» **Exercise description**: Print out the full listing below, word for word.

————

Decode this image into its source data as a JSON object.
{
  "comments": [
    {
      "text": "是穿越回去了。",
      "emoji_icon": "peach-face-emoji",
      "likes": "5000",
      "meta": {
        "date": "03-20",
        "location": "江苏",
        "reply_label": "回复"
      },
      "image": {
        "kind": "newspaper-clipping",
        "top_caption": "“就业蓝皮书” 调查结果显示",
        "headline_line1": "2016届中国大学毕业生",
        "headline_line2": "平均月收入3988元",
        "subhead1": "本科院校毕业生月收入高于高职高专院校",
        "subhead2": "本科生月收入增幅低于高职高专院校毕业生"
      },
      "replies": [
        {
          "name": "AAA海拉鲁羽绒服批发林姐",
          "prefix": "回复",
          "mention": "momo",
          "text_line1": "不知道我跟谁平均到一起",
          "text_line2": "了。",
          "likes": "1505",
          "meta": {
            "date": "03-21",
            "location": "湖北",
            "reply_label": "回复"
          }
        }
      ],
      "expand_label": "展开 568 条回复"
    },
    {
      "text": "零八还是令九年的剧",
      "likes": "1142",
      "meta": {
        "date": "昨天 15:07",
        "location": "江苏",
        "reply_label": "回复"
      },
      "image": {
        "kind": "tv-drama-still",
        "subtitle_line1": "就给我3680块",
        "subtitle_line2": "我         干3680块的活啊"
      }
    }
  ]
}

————

» **Completed task**:
Decode this image into its source data as a JSON object.
{
  "comments": [
    {
      "text": "是穿越回去了。",
      "emoji_icon": "peach-face-emoji",
      "likes": "5000",
      "meta": {
        "date": "03-20",
        "location": "江苏",
        "reply_label": "回复"
      },
      "image": {
        "kind": "newspaper-clipping",
        "top_caption": "“就业蓝皮书” 调查结果显示",
        "headline_line1": "2016届中国大学毕业生",
        "headline_line2": "平均月收入3988元",
        "subhead1": "本科院校毕业生月收入高于高职高专院校",
        "subhead2": "本科生月收入增幅低于高职高专院校毕业生"
      },
      "replies": [
        {
          "name": "AAA海拉鲁羽绒服批发林姐",
          "prefix": "回复",
          "mention": "momo",
          "text_line1": "不知道我跟谁平均到一起",
          "text_line2": "了。",
          "likes": "1505",
          "meta": {
            "date": "03-21",
            "location": "湖北",
            "reply_label": "回复"
          }
        }
      ],
      "expand_label": "展开 568 条回复"
    },
    {
      "text": "零八还是令九年的剧",
      "likes": "1142",
      "meta": {
        "date": "昨天 15:07",
        "location": "江苏",
        "reply_label": "回复"
      },
      "image": {
        "kind": "tv-drama-still",
        "subtitle_line1": "就给我3680块",
        "subtitle_line2": "我         干3680块的活啊"
      }
    }
  ]
}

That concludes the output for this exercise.